What is Textile Recycling?
Textile recycling is rapidly becoming a priority in many markets — particularly because of its cost saving measures as well as its environmentally safe intentions. The practice of textile recycling requires that recyclers turn old clothing, shoes and fabrics into new products with a new purpose, and often for new owners. It is often the case that the materials are first donated, then sorted, cleaned and turned into industrial rags that are called ‘wipers.’ Or, alternatively these textiles are shredded down for stuffing or fibre recycling.
At the beginning of the process, textile recyclers typically pre-sort materials to separate any reusable clothing first. This is done to determine whether any of the materials might be used or sent away for resale. In many communities, there are collection boxes available on street corners or in popular store parking lots which are operated by charities and businesses that actively accept clothing and fabrics. These organizations then transform materials that are considered old and used into reusable material for resale. Whatever cannot be reused as is, is then sent away to be recycled.
Although most people report donating used textiles to charity for reuse, those who are part of the textile recycling industry report that only 85% of used items are ending up in the landfill instead — with only 15% items being recycled or reused. Given that there are many who see the value of donating used materials, why not also consume used textiles as part of one of the logical solutions to the textile crisis?
Which Recycled Materials Are Typically Re-Consumed?
Research shows that while consumers are more likely to donate high-end materials, and even purchase them, clothes deemed to be of “cheaper” quality are typically thrown right into the trash. This is because many consumers often fail to see the value in materials that do not have a strong or pricey brand. Moreover, many people assume that if a textile cannot be salvaged and profited from through re-sale, then there is likely very little value in finding the textile a new home.
Bill May, a Salvation Army facilities manager, reminds consumers that no matter the shape of an old pair of gym shorts or a work shirt, or the brand recognition, consumers and especially textile recyclers can find great use in any and all items. And even when textiles remain unsold, they are still of use to textile recyclers. For example, at the Salvation Army, old materials are often sent to a cloth recycler who can them repurpose or remake the cloth into a useful product.
How Can Consumers Become Responsible and Ethical Participants in Textile Recycling?
The first obvious way to become a responsible participant in the textile recycling project is to donate your clothes to a charity or local textile recycling shop such as the always-popular Goodwill or Salvation Army. Alternatively, there are also other great organizations such as Dress for Success, whose main initiative is to provide low-income women job seekers with business outfits for their upcoming job interview or even their day-to-day attire.
Why not consider putting together a clothing sway with some of your friends and family? This is a great way to share and exchange your fantastic shopping finds, and do so with those who you trust would have treated their garments with great care.
Others often consider selling their clothes so that they can engage in the ethical process of textile recycling while also making a few bucks for the exchange.

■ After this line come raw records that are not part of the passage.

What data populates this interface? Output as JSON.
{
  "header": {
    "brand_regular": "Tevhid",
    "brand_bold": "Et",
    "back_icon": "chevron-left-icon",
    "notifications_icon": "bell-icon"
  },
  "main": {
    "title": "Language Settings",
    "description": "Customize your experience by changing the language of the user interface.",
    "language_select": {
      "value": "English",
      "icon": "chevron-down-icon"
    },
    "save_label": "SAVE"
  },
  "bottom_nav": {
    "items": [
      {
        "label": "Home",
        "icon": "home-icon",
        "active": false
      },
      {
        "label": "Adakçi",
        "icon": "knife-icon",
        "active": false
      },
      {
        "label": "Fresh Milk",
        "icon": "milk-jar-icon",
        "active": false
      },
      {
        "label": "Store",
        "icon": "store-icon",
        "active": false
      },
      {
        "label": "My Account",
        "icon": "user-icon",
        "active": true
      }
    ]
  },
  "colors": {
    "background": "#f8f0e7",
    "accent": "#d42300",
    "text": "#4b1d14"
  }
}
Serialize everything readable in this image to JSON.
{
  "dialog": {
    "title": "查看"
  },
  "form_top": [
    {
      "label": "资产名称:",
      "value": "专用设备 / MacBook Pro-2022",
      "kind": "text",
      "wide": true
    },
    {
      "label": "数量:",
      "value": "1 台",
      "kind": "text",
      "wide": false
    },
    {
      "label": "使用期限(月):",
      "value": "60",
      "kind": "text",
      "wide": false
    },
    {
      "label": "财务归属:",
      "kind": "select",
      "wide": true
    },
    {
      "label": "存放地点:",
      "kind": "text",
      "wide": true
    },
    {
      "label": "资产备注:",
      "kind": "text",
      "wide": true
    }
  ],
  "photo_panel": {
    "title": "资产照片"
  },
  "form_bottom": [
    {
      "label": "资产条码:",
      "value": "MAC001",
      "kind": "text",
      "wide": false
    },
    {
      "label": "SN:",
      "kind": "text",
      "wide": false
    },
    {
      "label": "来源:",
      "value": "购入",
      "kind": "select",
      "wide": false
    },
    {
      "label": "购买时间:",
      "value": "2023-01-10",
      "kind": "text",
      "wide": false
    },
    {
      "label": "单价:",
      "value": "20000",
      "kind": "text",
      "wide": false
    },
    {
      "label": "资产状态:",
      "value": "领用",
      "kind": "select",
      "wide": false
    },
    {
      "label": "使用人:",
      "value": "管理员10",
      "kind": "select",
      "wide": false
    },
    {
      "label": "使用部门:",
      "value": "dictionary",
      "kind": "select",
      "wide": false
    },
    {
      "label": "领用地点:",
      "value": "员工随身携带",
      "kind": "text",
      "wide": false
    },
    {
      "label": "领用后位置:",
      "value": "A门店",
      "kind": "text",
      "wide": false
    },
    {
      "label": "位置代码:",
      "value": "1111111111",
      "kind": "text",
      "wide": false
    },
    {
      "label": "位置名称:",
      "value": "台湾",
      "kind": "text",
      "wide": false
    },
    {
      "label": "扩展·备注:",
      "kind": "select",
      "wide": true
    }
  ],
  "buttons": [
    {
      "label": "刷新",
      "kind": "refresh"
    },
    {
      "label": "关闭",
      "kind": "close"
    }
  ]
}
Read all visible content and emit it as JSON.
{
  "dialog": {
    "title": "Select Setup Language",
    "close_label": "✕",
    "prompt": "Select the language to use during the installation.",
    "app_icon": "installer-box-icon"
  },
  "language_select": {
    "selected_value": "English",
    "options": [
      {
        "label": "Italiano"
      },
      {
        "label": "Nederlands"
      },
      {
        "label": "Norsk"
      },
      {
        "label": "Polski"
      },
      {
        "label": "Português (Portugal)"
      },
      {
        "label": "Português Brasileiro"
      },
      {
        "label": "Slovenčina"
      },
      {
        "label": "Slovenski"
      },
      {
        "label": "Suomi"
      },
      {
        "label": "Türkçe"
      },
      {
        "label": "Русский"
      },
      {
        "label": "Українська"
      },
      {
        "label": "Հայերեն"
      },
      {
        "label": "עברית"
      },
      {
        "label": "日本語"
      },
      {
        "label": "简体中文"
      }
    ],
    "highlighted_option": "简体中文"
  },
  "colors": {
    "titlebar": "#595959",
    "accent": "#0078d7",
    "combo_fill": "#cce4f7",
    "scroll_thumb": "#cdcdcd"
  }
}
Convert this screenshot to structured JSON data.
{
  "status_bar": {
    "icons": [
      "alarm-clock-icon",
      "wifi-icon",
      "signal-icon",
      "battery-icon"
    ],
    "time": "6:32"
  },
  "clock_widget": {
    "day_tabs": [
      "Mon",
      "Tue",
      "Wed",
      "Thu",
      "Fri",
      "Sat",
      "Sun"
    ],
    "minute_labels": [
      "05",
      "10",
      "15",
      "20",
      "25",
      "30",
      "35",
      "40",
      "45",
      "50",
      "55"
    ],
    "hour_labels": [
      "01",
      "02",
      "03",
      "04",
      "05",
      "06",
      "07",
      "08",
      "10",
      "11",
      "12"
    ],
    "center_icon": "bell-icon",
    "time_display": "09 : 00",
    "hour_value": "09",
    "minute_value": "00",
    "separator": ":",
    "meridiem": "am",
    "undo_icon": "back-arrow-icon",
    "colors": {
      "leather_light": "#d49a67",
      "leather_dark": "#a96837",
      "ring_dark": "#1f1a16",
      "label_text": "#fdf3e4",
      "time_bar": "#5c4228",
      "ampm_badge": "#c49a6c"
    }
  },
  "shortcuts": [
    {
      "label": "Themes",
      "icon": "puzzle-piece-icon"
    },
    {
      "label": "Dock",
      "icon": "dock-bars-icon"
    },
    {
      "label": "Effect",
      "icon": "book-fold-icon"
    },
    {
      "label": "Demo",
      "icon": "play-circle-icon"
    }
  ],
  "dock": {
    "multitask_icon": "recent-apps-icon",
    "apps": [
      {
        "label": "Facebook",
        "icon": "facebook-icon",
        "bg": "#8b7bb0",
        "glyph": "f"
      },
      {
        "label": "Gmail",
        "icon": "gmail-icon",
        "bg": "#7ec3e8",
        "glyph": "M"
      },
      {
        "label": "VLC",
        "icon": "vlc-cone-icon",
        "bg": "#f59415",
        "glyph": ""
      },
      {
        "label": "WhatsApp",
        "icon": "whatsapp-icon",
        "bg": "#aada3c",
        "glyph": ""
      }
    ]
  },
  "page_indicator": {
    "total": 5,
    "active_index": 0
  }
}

These days there are plenty of places where you can get cold hard cash for your garments — consignment ships, flea markets, and online retailers like eBay and Kijiji.
Still other people consider reaching out to organizations such as Bank & Vogue which is invested in the second-hand goods market and combining its knowledge and experience in wholesale, retail, design and manufacturing in order to provide creative ideas and solutions to help deal with what the company’s owner labels the “crisis of stuff.” In doing so, organizations like Bank & Vogue do their part in playing a meaningful role in defining, contributing to and building a closed loop economy that takes present day environmental challenges seriously.
How Can You Prepare Your Items for Textile Recycling?
Before sending off your old items to a new home or owner, or even repurposing them for yourself and family, consider treating your garment with some last-minute love. Old textiles might need a quick mend or wash, so here’s our suggesting on thoughtfully preparing your textiles:
First, check to see if your garment needs any mending. If so, grad a needle and thread with a colour that closely matches that of the textile and sew away. If you are not a pro in the area of mending, we suggest getting some assistance at your local dry-cleaners which often have reasonably priced mending and altering services.
Second, if your items have sections that cannot be so easily repaired (or cannot be repaired at all) consider altering your clothes. With a pair of scissors, why not turn a long sleeve shirt into a short sleeve option that can be worn in the summer season? Or how about transforming your favourite jeans (which now might have an unfavourable tear in them) into a fashionable set of summer shorts?
Finally, how about repurposing old and torn items into scraps and rags that can be used to clean or create? We suggest turning your old textile items such as clothing, bed sheets and various home fabrics into scraps that can be used for making crafts. As most amateur and professional artists know, making crafts or painting can be a messy process. This can be easily changed with the help of a repurposed rag. And if not keep your craft area clean, old fabrics are also great for cleaning. Rather than using disposable paper towels and contributing to the crisis of waste, you might consider repurposing your textiles into cleaning rags that can be easily washed and dried once they are dirty.
Whether you are helping deal with and address the “Crisis of Stuff” by mending, selling or repurposing your textiles, rest assured that you are doing your part in contributing to the art of textile recycling and being a responsible and ethical consumer.